Restore Oregon, DeMuro Award
Architect's Newspaper Best of Design Awards, Adaptive Reuse category
WoodWorks, Wood Design Awards, Commercial Low-Rise Category
Portland Business Journal, Transformer Award
This adaptive re-use project transforms two former industrial structures into a light-filled campus for creative office tenants. The project is a catalyst for thinking about how development can leverage underutilized structures and materials to add value to our cities.

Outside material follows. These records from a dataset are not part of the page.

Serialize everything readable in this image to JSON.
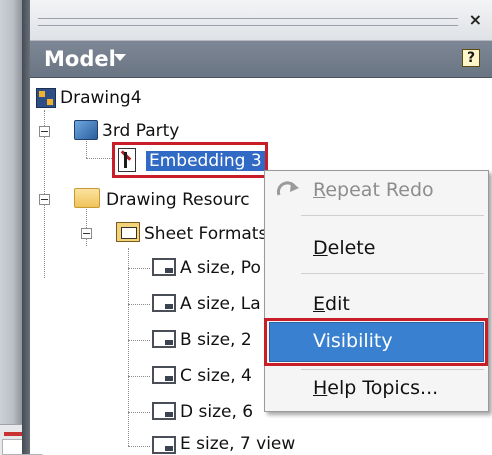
{
  "panel": {
    "title": "Model",
    "close_glyph": "×",
    "help_glyph": "?"
  },
  "tree": {
    "root": "Drawing4",
    "third_party": "3rd Party",
    "embedding": "Embedding 3",
    "resources": "Drawing Resourc",
    "sheet_formats": "Sheet Formats",
    "sheets": [
      "A size, Po",
      "A size, La",
      "B size, 2",
      "C size, 4",
      "D size, 6",
      "E size, 7 view"
    ]
  },
  "context_menu": {
    "items": [
      {
        "label": "Repeat Redo",
        "accel": "R",
        "rest": "epeat Redo",
        "disabled": true
      },
      {
        "label": "Delete",
        "accel": "D",
        "rest": "elete"
      },
      {
        "label": "Edit",
        "accel": "E",
        "rest": "dit"
      },
      {
        "label": "Visibility"
      },
      {
        "label": "Help Topics...",
        "accel": "H",
        "rest": "elp Topics..."
      }
    ]
  },
  "colors": {
    "selection": "#316ac5",
    "highlight_box": "#c81e28",
    "hover": "#3a80d0"
  }
}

Located in Northwest Portland, the site has a notable past as a gateway to the 1905 Lewis and Clark Centennial Exposition and was later part of Guild’s Lake District, a significant industrial sanctuary. The original heavy timber structures were built in the 1940s for J.A. Freeman & Sons, a manufacturer of hay baling and hay handling equipment. Recognizing the historic and environmental significance of the old growth wood structure, the renovation preserves and restores the original lumber. The existing trusses were sand blasted and remain exposed, highlighting the natural beauty of the wood. New 80’ wide clerestory windows were added to each roof to bring light into the large open floor plates which are distinguished by column-free spans of 100 feet. To uphold the project’s heritage, both buildings were completely rebuilt using an industrial vernacular of ribbon windows and weathering steel cladding.

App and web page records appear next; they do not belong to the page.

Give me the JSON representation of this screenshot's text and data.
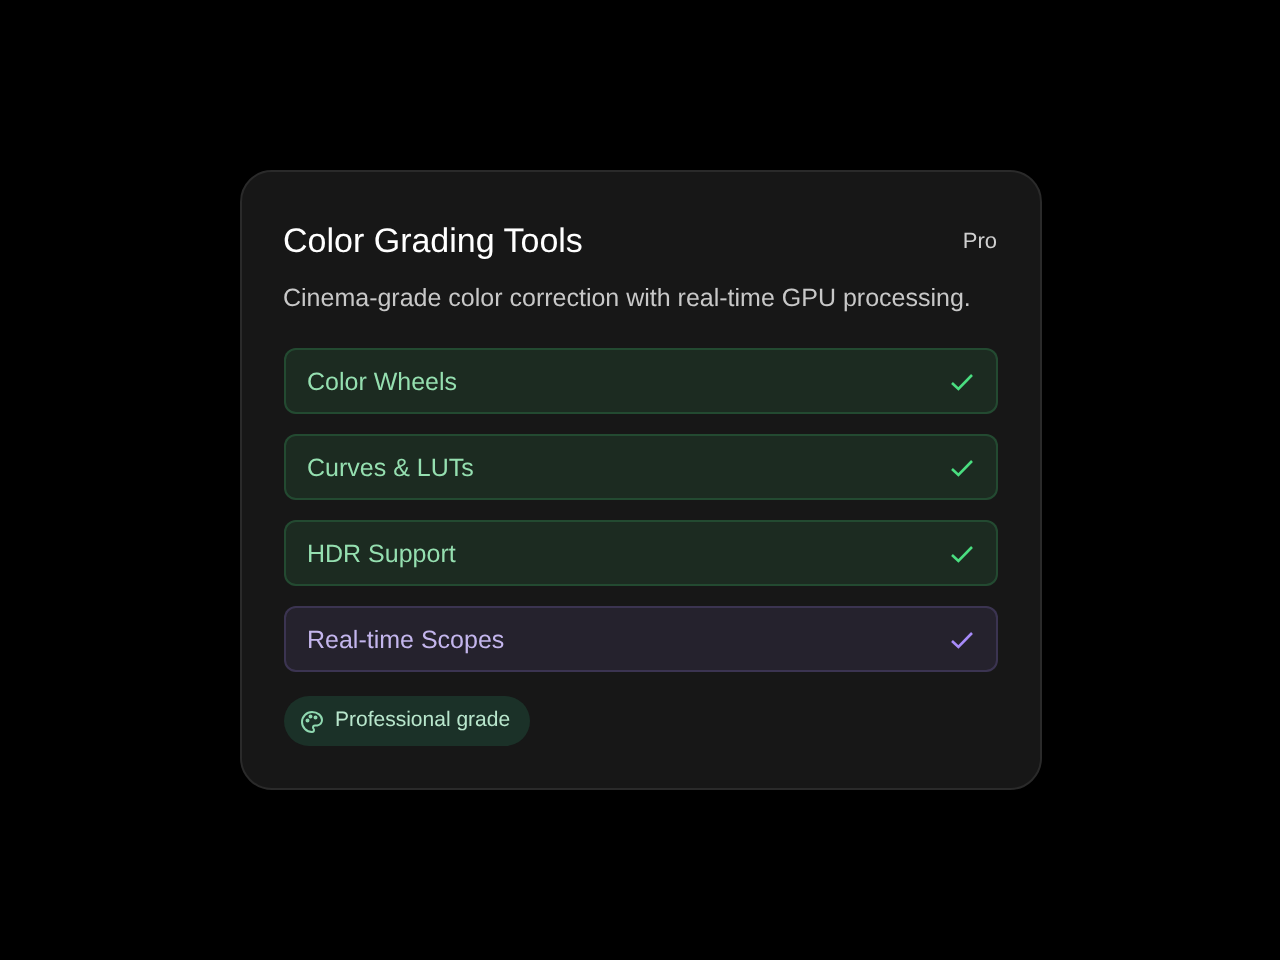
{
  "card": {
    "title": "Color Grading Tools",
    "tier": "Pro",
    "description": "Cinema-grade color correction with real-time GPU processing.",
    "features": [
      {
        "label": "Color Wheels",
        "checked": true,
        "color": "#4ade80"
      },
      {
        "label": "Curves & LUTs",
        "checked": true,
        "color": "#4ade80"
      },
      {
        "label": "HDR Support",
        "checked": true,
        "color": "#4ade80"
      },
      {
        "label": "Real-time Scopes",
        "checked": true,
        "color": "#a78bfa"
      }
    ],
    "badge": {
      "label": "Professional grade"
    }
  }
}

During demolition, wood from an overbuilt mezzanine was salvaged to create a new timber and glass entrance structure that connects the two historic buildings. Over 6,500 linear feet of 4x12 inch boards were reclaimed, varying in length from 12 to 24 feet. Working with the general contractor, the lumber was grouped and catalogued by length. The reclaimed boards were fastened around a new glulam member using large wood screws to create the entrance structure’s distinctive columns and beams. Innovative use of wood salvaged on-site creates a welcoming entry to the campus that is expressive of the project’s heritage and of environmentally-conscious design.